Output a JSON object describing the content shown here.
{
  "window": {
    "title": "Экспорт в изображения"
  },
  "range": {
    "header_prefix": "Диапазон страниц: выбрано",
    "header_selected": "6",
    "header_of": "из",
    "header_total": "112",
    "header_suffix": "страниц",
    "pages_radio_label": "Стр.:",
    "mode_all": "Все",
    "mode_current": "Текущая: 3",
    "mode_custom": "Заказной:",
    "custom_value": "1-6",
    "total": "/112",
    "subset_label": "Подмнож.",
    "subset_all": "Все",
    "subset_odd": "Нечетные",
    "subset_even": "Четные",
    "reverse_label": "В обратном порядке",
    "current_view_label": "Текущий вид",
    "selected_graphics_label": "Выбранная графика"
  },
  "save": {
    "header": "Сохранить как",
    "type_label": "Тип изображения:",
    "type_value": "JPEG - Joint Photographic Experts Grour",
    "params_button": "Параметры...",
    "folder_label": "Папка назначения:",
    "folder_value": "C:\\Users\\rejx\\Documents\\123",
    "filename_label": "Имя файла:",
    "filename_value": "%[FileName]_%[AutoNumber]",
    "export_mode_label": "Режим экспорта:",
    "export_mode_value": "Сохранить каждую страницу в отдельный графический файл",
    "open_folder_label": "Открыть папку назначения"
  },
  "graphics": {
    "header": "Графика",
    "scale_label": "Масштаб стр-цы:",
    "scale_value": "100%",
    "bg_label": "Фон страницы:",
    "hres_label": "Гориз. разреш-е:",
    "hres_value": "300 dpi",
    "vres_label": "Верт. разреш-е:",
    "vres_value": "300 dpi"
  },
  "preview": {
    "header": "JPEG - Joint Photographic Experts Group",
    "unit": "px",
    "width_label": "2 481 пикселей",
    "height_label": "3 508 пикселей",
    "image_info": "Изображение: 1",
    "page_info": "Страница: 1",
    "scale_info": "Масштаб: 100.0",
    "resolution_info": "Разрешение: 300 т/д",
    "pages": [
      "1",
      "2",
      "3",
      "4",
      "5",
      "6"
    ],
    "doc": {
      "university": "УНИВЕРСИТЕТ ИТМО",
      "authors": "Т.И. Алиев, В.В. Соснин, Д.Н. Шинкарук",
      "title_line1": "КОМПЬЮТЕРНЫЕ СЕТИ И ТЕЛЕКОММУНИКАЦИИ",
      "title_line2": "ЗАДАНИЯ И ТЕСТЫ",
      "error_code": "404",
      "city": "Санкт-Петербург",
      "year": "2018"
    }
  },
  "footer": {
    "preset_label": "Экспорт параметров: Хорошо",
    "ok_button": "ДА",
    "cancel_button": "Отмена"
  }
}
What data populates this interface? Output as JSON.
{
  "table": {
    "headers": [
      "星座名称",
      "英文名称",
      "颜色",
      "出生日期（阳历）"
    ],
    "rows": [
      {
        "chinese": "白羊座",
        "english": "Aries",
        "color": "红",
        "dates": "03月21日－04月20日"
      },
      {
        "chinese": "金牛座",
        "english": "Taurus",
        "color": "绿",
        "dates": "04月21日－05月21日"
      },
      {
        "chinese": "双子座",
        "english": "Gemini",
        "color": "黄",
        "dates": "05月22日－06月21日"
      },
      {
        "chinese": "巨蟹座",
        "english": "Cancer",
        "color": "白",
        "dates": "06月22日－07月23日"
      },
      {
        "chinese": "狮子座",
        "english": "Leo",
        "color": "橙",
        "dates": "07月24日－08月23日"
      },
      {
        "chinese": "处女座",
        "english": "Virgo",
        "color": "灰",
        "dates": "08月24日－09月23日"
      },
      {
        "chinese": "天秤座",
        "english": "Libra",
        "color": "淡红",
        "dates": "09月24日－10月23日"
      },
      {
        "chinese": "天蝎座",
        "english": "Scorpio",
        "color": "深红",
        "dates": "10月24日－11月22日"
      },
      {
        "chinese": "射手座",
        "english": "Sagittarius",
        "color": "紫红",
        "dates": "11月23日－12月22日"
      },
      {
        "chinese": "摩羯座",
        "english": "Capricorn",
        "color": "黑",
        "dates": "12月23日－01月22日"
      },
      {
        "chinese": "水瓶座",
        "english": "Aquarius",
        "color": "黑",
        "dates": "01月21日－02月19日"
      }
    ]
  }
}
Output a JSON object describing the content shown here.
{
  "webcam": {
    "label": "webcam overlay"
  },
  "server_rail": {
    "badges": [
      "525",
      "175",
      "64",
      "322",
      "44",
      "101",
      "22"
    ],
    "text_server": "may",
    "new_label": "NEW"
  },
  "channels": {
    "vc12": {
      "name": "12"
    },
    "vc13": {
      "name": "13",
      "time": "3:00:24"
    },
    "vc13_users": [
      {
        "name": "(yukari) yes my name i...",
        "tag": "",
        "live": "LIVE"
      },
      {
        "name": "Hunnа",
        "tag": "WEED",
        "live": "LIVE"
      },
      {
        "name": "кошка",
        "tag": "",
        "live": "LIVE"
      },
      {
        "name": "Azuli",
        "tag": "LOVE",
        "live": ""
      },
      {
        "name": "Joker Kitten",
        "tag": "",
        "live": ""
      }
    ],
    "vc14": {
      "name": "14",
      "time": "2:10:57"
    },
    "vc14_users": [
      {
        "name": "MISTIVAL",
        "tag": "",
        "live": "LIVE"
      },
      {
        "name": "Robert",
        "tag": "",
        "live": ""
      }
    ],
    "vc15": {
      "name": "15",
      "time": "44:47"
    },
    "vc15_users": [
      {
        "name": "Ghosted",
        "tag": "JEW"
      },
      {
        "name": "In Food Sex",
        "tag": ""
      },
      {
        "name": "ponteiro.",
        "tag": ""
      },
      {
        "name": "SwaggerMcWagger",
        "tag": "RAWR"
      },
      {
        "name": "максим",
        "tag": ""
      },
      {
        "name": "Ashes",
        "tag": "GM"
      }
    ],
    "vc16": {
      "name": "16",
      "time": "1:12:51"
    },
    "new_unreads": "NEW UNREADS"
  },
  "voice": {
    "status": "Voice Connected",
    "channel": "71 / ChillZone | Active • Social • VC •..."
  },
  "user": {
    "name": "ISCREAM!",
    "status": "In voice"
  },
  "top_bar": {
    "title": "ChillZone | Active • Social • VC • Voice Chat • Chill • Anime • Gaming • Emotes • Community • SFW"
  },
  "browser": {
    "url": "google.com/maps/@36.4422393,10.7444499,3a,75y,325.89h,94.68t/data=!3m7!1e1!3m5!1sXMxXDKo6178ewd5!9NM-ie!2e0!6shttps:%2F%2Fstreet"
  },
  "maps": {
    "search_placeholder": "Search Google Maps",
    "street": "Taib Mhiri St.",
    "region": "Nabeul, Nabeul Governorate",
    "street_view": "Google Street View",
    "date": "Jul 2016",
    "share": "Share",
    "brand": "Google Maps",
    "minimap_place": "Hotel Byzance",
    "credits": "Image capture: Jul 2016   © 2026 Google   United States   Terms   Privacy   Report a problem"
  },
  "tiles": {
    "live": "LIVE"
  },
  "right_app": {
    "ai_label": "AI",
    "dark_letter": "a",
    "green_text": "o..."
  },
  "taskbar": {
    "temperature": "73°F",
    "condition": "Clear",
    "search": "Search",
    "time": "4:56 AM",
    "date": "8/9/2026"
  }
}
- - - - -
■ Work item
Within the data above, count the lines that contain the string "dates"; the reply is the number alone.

■ Your response
11